Cloud is maturing, so do the concerns

Luc Van SteenCity Cloud, Cloud, Cloud ComputingLeave a Comment

In contrast to early cloud objections, more IT oriented, today’s concerns involve more line of business issues.

The three top cloud concerns of CIOs:

  • poor user experience due to performance bottlenecks,
  • the resulting impact on brand reputation and loyalty, and
  • revenue loss due to non-availability, poor performance or cloud service troubleshooting costs.

Both type of concerns, IT and Business, converge in cloud.

converging_concerns

Following guidelines below, you will be able to mitigate them both.

 

1. Embrace a security-by-design approach.

By using a security-by-design approach, you focus on eliminating direct access to information.  This forms the foundation for entering a cloud model.  Information is being secured with policies that can vary from workload-based access to granular data access within applications.
Do not underestimate this approach, as it will also facilitate in audit capabilities.

2. Identify alternative deployment locations.

This segment refers in some way to my previous post on Cloud and High Availability.
As a company, you should always be capable in deploying or redeploying your images at an alternative location.
This means you should focus on identifying alternate environments for deployment, and select a vendor which has multiple datacenters available, enabling organization to respond to changing conditions with minimal interruption to the business.

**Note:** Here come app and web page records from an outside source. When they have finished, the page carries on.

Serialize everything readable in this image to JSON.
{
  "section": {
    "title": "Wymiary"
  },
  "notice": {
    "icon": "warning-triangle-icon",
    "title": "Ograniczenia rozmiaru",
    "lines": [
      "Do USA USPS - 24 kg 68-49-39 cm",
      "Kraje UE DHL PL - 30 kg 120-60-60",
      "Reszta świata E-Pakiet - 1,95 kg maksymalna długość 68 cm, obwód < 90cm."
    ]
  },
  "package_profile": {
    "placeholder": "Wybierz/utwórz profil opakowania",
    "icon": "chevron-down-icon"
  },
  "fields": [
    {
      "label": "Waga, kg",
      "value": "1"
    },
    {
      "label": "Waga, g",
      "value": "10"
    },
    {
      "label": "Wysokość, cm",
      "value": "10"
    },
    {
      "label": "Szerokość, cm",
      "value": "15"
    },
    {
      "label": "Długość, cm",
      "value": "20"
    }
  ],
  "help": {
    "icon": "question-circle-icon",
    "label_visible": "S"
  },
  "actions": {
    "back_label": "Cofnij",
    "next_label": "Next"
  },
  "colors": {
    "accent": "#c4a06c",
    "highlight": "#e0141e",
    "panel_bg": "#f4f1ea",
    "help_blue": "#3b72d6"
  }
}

3. Implement an active monitoring solution.

“Risks comes from not knowing what is happening”.  If your organization wants to address availability or instability conditions you must implement an active monitoring solution, like Op5 (for your information, City Cloud is providing an Op5 image in their library).

Not addressing monitoring of your environment could result in an under performing infrastructure which could result in damages ranging from poor customer satisfaction, to loss of customers.

Never underestimate the deployment of a monitoring solution. You need to make determinations as to the monitoring and intervals based on data content and should implement manual or automated procedures to respond to related events.  Basic tests are simple to implement but when it comes to enterprise monitoring, it is a good idea to hire external consultants.

4. Develop an disaster recovery plan and response team.

Security has also to do with the speed you can respond to threats and abnormal events.  Always document responses to different threats, implement procedures and educate your staff.

5. Make use of additional security services.

Cloud provided offer additional services to keep your business running in case of issues.  Make use of them.  City Cloud offers backup solutions, snapshots, monitoring, …

Take a look at the services your preferred cloud provider is offering and subscribe when suitable.

Use these guidelines to tackle all business concerns.  Explain your business how you support their concerns with technology.

Keep in mind that some critical applications might be too important to move to a cloud service provider.
Organizations must assess what data and applications they can reliably and securely put into the cloud without implementing “over-the-top”-security measures.
The final decision on what can be moved into the cloud is based on the IT maturity level of the organization itself, its risk tolerance and type of cloud provision that is best fit (IaaS,PaaS or Saas). From there, the organization can decide on security protocols and system to be implemented.